Falling back and springing forward has been happening for decades. The idea was to save energy. Or to lengthen summer evenings and not have the crack of dawn arrive at 4 a.m. Until recently, the change happened every 6 months, but “since 2007, in areas of Canada and the United States of America in which it is used, daylight saving time begins on the second Sunday of March and ends on the first Sunday of November.” (So says Wikipedia.)
As you read this, keep in mind that the tilt of the Earth relative to the Sun, and the consequent changes in day length in different places, is real and unchangeable (at least by us humans). Clock time, on the other hand, is a human construct. Until the past couple of centuries, humans managed their sleeping and waking by the sun. Now most of us are governed by clocks and artificial light.
For the past decade or so, there has been a lot of grumbling about the semiannual clock change, especially in spring, when suddenly you’re late or sleep deprived, or both. Serious proposals have been made to just stop this nonsense already. The province of British Columbia and a handful of US western states were working out a plan for permanent Daylight Saving Time just before the Covid pandemic began. The rationale was, we’re on DST for 8 months of the year already; why not just keep it year round? Like many other things, the plan was derailed by the virus.
Recently, I’ve heard and read arguments against permanent DST and in favour of permanent Standard Time. Experts on sleep (not cats, but people who study sleep scientifically) say that year round DST would diverge too much from the natural sleep-wake cycle baked into our physiology. Especially in northern latitudes, sunrise in winter would happen as late as 10 a.m., which would mess us up as much as the twice a year clock change, only the effect would be of longer duration.
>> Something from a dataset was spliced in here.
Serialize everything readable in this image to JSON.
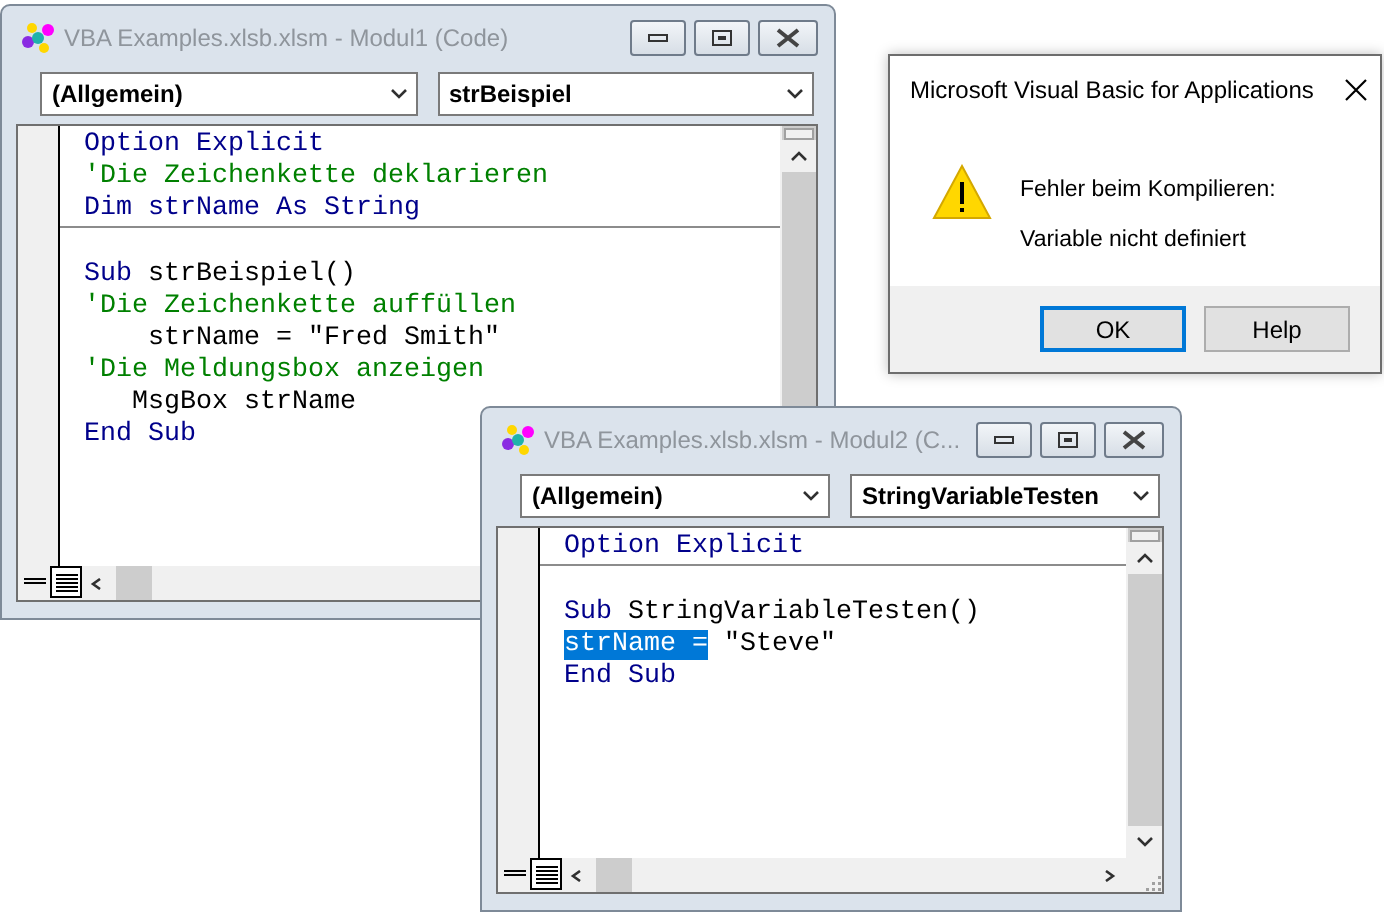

So we’d experience more grumpiness, accidents, heart attacks, etc.
It seems that morning light has all kinds of benefits, both mental and physical. Forcing people to get up and out while their brain and body think they should still be asleep has bad effects such as depression, anxiety, sleep problems, and even obesity. Standard Time synchs clocks with sunrise better than Daylight Time would if the latter were maintained in winter. The later sunrises and lingering evenings of Daylight Time in summer are not shown to have those fundamental benefits.
These arguments do make sense to me, now that I’ve heard them expressed by different experts and thought about them for a while. To be truthful, the clock changes didn’t bother me that much when I was working, but then I’m lucky to have few problems getting to sleep and staying that way for at least 7 hours. And now that I’m retired, being on time isn’t as important. I lived in the province of Saskatchewan for twelve years (1980 to 1992), where permanent Standard Time is in place, with no plans to change, as far as I know. The only inconvenience there was figuring out what time it was in other places before making a phone call.
What do you think of the semiannual clock change? Are you okay with “Spring forward, fall back,” or do you want it done away with?